EGM today with Dave King expected to take control
6 March ~ With mounting postal and proxy votes against a crumbling incumbent board, today’s Rangers EGM might comprise a few seconds of admin in an Ibrox office. This would be an almost underwhelming conclusion. Two separate London hotels reneged on staging this most extraordinary of general meetings – no one wants their conference suite invaded by a support as large as it is almost blindly frustrated.
The team won once in February. While exiting both cups and dropping to third in the Championship, sectarian singing returned in the stands and caretaker manager Kenny McDowall was told five unsolicited Newcastle loanees must play every game. The ineptitude on the pitch, like the bigotry off it, stems from fear and confusion. Supporter organisations are hounding out an owner, Mike Ashley, who doesn’t own the club. They’re replacing him with businessman Dave King, whose convictions in South Africa on 41 of 322 counts of fraud and tax evasion will please neither the SFA nor the Alternative Investment Market on which the club trades.
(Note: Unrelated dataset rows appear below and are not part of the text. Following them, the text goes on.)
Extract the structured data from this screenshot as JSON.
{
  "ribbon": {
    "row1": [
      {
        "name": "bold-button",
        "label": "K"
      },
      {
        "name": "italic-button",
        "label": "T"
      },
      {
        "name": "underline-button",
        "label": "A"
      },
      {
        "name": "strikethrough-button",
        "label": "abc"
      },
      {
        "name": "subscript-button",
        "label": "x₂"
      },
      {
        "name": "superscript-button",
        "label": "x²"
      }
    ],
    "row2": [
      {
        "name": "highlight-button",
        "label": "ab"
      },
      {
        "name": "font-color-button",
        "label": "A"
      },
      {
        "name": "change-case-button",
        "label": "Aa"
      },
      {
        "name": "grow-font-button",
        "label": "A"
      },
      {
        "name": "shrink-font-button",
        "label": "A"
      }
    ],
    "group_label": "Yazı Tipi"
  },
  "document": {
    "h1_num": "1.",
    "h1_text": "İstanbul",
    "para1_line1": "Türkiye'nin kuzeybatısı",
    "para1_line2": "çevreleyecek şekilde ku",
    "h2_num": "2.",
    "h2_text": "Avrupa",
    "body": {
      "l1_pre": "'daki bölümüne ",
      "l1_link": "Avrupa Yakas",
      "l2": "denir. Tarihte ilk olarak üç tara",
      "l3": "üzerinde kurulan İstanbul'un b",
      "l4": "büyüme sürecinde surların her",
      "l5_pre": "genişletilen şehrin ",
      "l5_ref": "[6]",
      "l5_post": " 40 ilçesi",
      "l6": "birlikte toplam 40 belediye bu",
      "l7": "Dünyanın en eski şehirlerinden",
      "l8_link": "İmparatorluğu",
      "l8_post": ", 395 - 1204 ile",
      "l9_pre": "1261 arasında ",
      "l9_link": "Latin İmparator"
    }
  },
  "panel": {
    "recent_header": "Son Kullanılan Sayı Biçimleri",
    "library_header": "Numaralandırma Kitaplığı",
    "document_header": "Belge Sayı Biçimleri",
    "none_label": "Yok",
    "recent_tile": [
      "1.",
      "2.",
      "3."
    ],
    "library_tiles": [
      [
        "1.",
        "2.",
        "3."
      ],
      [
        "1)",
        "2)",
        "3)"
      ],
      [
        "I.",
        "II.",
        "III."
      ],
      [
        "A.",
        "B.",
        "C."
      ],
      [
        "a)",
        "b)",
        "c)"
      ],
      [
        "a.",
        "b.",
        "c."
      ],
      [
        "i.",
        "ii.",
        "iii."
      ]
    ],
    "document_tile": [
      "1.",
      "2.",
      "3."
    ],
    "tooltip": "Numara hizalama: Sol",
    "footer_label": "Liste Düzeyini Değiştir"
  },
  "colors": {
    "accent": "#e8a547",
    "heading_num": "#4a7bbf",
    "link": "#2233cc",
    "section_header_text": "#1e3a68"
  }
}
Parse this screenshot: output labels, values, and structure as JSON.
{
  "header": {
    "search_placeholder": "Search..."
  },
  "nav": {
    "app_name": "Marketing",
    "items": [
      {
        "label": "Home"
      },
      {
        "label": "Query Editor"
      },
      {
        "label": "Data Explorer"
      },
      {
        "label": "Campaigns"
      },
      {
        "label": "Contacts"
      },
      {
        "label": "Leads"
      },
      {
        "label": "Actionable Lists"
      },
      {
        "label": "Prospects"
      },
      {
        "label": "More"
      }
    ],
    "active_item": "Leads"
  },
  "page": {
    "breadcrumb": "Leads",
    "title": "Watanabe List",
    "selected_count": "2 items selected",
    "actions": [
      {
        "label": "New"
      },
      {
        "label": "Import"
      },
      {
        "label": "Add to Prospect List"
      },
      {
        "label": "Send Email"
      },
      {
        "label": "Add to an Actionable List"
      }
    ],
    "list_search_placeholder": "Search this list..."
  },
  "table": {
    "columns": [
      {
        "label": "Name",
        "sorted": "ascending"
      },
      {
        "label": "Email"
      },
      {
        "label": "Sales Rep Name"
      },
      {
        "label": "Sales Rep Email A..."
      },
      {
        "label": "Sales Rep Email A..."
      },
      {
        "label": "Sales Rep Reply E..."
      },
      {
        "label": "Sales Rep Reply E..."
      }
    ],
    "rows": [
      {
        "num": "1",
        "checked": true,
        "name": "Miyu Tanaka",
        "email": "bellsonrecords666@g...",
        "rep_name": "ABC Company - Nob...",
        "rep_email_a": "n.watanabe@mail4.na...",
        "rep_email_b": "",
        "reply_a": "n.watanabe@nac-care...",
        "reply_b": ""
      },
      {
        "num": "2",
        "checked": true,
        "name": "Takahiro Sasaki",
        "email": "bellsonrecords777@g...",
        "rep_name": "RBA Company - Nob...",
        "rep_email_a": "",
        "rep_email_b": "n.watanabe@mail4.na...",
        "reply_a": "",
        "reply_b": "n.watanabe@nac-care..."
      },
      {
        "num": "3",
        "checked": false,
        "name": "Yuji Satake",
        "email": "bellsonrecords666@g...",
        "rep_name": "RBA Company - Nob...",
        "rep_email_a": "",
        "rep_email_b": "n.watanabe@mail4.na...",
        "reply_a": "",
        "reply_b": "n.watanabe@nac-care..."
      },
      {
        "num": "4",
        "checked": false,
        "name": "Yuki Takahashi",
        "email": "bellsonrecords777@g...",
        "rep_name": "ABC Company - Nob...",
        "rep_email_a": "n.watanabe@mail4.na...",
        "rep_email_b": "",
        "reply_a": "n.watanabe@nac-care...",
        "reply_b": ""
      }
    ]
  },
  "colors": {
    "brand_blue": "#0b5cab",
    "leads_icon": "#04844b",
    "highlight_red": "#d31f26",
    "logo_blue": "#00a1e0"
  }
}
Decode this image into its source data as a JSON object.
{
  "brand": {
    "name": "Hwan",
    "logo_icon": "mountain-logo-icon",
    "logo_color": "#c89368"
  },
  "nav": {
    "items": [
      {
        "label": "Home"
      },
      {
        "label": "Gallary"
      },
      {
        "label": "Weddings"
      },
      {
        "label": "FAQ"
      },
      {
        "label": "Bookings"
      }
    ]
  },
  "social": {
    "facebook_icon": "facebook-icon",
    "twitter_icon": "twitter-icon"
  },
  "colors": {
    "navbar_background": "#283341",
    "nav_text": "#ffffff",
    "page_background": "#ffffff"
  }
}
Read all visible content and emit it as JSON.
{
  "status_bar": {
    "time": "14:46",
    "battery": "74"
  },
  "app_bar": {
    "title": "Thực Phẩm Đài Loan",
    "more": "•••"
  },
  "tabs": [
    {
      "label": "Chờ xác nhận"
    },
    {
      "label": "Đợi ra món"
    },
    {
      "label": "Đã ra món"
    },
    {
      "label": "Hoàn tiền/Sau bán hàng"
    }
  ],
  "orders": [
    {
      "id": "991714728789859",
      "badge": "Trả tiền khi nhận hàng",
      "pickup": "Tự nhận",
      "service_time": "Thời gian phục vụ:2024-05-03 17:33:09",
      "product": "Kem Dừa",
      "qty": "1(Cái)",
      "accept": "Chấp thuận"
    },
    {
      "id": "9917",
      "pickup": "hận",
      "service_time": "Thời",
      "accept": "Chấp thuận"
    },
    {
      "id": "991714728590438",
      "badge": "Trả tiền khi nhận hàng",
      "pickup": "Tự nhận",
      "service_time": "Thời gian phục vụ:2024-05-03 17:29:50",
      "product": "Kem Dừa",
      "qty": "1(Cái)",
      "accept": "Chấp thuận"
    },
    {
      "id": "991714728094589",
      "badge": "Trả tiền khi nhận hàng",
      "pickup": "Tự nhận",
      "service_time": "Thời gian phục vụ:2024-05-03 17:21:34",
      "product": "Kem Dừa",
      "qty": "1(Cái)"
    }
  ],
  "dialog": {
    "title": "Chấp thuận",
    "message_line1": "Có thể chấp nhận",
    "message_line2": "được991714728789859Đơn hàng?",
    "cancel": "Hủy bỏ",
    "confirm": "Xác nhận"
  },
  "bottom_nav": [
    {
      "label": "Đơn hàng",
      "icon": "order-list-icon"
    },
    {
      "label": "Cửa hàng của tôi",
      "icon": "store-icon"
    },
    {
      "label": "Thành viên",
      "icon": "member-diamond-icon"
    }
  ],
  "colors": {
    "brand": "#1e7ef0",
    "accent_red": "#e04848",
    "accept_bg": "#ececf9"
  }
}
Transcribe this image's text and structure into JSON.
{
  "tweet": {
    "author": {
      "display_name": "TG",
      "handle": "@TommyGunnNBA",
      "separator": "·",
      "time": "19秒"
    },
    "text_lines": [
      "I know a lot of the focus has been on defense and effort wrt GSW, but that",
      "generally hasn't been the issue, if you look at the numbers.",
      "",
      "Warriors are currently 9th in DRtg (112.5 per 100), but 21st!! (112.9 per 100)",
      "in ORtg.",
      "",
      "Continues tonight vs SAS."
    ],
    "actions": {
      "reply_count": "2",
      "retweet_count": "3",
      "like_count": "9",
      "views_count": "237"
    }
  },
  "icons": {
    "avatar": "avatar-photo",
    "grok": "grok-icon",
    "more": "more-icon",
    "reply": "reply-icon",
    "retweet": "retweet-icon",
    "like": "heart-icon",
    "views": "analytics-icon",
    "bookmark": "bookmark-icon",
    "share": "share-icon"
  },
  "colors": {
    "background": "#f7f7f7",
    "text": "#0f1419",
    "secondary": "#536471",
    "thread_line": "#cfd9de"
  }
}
On Tuesday the SFA fined Ashley £7,500 because his ownership of Newcastle United creates a conflict of interest. This prevented his Rangers shareholding exceeding nine per cent, yet provisos in a £10 million emergency loan let him handpick directors. This board then rejected an £18m takeover bid from American banker Robert Sarver and loans from other parties, including King. At December’s bilious AGM shareholders were seated in the traditional “Celtic End” of Ibrox. Since then protests outside home games contrast favourably with the disenfranchised torpor within.
One Ashley appointee, chief executive officer Derek Llambias, alleges assaults by Rangers fans. Two unsubstantiated hotel bar incidents let him protest that Ashley’s £10m saved his attackers’ club, but £3m immediately went towards refunding a previous Ashley loan. Plans to use Ibrox as security were only scrapped after near-riots outside January’s league visit of Hearts, a game abandoned because austerity Rangers lack the facilities to shovel snow.
Shareholders against Ashley’s board initially anticipated a narrow victory. Since King took control of 14.5 per cent of shares and requested the EGM, the Rangers First Community Interest Company has expanded to over 13,000 members. Contributing payments of £5, £10 or £18.72 per month (Rangers were founded in 1872) while gathering proxy votes from existing shareholders, they’ve acquired a 2.2 per cent stake. Doing likewise, the Rangers Supporters Trust have another 3.4 per cent, including the shares of former Bayern Munich manager Felix Magath. The “Three Bears” consortium of prominent Rangers-supporting Scottish businessmen owns a further 19.49 per cent.
Ashley’s board is disintegrating. James Easdale resigned last week, chairman David Somers went on Monday. On Tuesday Llambias admitted previously undecided shareholders had also voted for King, making the EGM a fait accompli. But Llambias and finance director Barry Leach want pay-offs, Ashley’s loans will need refunding and trading on Rangers shares is suspended after the club’s nominated adviser to the stock exchange resigned on Wednesday.
Despite 2012’s liquidation, Rangers fans obsess with quality of life rather than survival. Instead of a proven businessman cutting costs, Ashley is regarded as a bona fide billionaire destroying an infrastructure he could rebuild overnight. So saviour status is being accorded King, an Ibrox director when Craig Whyte took over in 2011 under the same halo.
Whether inadvisable or just plain symbolic, Ashley’s board clearly have to go before fans return in full force, a new manager is appointed and Rangers regain any sense of forward momentum. The big question, however, remains. As a minder pushed him through yesterday’s Glasgow Airport media scrum Llambias urged them to ask the man arriving behind him: “Where’s yer money, Mr King? Who’s yer Nomad?” Alex Anderson